Your instructions: Below are the records; pull every line that includes "title".
%%
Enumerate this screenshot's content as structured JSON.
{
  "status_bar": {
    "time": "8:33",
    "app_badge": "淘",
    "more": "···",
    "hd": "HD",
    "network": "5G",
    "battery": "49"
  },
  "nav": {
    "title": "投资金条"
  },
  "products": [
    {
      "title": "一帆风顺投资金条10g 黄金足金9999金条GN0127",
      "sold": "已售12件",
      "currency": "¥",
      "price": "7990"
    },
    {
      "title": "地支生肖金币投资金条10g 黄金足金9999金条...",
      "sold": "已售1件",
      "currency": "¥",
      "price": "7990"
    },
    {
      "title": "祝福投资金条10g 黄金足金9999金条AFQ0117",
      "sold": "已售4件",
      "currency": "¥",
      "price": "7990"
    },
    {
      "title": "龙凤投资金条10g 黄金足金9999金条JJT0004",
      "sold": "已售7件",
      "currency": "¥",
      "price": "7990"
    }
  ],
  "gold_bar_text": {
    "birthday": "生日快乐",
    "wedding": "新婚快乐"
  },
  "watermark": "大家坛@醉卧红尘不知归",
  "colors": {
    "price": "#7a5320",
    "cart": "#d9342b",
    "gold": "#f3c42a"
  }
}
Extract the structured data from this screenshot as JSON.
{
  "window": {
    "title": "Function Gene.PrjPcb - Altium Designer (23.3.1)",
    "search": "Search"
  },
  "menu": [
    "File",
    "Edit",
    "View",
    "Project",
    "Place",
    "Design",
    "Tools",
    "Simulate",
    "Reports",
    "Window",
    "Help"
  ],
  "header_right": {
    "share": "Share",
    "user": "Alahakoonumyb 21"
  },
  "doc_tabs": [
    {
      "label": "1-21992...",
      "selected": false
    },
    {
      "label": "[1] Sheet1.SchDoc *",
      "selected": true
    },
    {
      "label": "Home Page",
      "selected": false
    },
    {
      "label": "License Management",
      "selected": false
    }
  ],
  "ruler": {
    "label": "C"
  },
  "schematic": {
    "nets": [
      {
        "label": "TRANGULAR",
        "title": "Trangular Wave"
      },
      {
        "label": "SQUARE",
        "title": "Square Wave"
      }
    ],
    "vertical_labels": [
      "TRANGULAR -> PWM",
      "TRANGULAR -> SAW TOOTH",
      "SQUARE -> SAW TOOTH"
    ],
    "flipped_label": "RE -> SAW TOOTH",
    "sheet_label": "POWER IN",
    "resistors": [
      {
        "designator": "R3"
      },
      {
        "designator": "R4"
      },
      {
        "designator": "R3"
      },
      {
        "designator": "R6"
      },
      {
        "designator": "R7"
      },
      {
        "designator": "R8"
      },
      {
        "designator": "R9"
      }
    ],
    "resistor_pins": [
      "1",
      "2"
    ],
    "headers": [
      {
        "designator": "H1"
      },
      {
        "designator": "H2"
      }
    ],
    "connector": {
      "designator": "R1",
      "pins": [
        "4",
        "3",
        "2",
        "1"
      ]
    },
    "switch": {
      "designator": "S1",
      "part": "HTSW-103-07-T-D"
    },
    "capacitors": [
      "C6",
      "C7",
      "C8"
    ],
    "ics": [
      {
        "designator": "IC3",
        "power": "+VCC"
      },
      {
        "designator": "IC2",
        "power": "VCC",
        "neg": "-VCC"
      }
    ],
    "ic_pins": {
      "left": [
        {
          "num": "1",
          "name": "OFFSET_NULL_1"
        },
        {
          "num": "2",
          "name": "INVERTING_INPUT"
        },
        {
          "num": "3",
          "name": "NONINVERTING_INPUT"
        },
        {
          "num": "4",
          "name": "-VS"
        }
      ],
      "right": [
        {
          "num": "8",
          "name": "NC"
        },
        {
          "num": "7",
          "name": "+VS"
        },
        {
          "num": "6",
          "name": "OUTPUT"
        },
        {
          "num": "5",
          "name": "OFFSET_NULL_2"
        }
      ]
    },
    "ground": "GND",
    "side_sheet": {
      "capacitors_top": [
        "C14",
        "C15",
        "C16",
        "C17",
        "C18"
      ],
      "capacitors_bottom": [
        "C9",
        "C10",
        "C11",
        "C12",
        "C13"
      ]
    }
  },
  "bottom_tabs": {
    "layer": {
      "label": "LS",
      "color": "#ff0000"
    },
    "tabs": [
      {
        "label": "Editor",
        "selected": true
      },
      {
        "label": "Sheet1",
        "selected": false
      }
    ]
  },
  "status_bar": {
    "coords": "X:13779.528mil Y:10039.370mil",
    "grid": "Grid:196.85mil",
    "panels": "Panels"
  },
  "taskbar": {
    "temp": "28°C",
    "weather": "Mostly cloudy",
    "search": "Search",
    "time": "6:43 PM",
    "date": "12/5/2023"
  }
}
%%
Answer for this exercise:
    "title": "投资金条"
      "title": "一帆风顺投资金条10g 黄金足金9999金条GN0127",
      "title": "地支生肖金币投资金条10g 黄金足金9999金条...",
      "title": "祝福投资金条10g 黄金足金9999金条AFQ0117",
      "title": "龙凤投资金条10g 黄金足金9999金条JJT0004",
    "title": "Function Gene.PrjPcb - Altium Designer (23.3.1)",
        "title": "Trangular Wave"
        "title": "Square Wave"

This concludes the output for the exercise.